During last week’s class, we discussed the substantial lack of females in the STEM (science, technology, engineering, and math) industries. Consequently, when I read Drew Filus’s Lean In story about writing sci-fi stories with STEM-savvy female leads, I immediately thought back to our classroom discussion. A popular topic for us was why gender imbalance in STEM exists. We mentioned reasons such as gender-specific interests, biological excuses, and the unwelcoming atmosphere for women in STEM companies. However, we didn’t bring up the lack of STEM-savvy female leads in popular culture.
Big Bang Theory and Breaking Bad are two television shows that land right at the intersection of popular culture and STEM. Big Bang Theory follows the lives of four geeky yet hilarious physicists and engineers, and Breaking Bad follows a chemistry teacher and a former chemistry student as they use their scientific finesse to produce and sell meth. Both of these wildly popular shows make science, technology, engineering, and math seem extremely cool. Who knew that rebellion could be so deeply rooted in chemistry? Who knew that physicists and engineers have social lives just like you and me?
Evidently, popular culture is an important player in breaking STEM’s negative stereotypes. That’s why I’m appalled that popular culture so often depicts STEM fields as “for men only”. For example, the four physicists and engineers in Big Bang Theory and the two chemists in Breaking Bad that I previously mentioned are all male. In my opinion, this sexist depiction is a huge step backwards against reaching gender equality in STEM. It only perpetuates the idea that women don’t belong in STEM fields. If we can’t even imagine a world where both women and men dominate the STEM industries, how will it ever become reality?
In Filus’s Lean In story, Filus recounts an experiment where he asked children to picture a scientist, work out some details, and then describe the scientist. Every single time, the child described his or her scientist as a “he”. In response, Filus decided to “lean in” by creating Josie Robin, Science Fiend, a series about “a girl who uses science in extraordinary ways to solve everyday problems”. (Filus)

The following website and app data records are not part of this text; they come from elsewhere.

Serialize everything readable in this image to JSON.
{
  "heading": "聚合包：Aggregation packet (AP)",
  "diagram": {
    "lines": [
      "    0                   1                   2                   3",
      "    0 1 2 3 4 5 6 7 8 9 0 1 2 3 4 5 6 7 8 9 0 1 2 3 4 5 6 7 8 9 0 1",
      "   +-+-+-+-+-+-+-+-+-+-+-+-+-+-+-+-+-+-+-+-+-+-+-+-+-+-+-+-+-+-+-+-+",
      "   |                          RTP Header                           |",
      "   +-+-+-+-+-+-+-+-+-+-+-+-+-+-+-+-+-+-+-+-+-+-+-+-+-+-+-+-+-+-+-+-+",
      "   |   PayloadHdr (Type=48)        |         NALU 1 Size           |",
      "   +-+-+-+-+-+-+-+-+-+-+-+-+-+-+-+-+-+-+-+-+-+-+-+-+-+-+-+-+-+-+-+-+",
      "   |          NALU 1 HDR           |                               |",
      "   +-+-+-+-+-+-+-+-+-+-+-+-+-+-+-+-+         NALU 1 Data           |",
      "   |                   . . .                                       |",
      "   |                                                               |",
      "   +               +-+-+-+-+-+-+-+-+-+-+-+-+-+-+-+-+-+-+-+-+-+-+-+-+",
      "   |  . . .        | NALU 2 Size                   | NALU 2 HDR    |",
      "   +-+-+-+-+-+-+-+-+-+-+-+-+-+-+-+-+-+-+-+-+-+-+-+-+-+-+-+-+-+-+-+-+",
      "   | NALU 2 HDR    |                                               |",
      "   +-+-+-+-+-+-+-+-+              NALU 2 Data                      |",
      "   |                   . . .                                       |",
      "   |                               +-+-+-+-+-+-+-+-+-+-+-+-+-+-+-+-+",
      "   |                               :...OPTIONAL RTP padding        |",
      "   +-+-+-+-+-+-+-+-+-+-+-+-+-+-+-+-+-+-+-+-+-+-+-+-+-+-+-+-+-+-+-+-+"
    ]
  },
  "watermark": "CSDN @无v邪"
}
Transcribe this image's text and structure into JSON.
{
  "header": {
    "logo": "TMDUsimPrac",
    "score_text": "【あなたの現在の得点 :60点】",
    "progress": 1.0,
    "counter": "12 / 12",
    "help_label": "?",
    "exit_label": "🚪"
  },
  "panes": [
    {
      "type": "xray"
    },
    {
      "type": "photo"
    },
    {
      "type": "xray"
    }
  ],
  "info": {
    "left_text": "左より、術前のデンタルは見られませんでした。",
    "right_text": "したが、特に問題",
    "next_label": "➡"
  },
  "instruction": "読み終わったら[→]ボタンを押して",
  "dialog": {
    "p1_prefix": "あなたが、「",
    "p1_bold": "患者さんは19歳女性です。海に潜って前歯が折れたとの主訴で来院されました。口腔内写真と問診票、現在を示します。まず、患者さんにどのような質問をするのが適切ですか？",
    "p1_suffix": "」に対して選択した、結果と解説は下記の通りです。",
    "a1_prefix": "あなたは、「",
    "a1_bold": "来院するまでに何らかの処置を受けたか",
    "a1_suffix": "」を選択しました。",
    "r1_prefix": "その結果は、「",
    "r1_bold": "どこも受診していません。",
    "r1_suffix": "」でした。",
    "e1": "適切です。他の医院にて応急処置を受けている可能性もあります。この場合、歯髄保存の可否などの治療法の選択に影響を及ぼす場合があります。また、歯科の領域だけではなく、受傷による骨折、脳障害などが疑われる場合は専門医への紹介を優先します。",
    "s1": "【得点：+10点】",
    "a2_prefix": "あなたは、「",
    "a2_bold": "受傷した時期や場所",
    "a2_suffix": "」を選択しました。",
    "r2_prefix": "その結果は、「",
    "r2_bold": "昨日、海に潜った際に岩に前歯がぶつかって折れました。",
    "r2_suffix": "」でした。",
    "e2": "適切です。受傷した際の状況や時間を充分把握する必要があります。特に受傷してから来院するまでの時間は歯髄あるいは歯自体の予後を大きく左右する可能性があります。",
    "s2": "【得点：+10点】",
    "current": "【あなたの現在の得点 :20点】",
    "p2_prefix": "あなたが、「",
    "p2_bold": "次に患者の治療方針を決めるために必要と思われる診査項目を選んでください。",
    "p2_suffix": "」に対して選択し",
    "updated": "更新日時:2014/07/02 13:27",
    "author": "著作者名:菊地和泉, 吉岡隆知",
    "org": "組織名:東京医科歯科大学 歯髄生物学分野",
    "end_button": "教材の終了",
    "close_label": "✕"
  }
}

Popular culture needs to “lean in” in the same way. In order to reach gender equality in STEM, we need to change the way people think, and in order to change the way people think, we need more Josie Robins.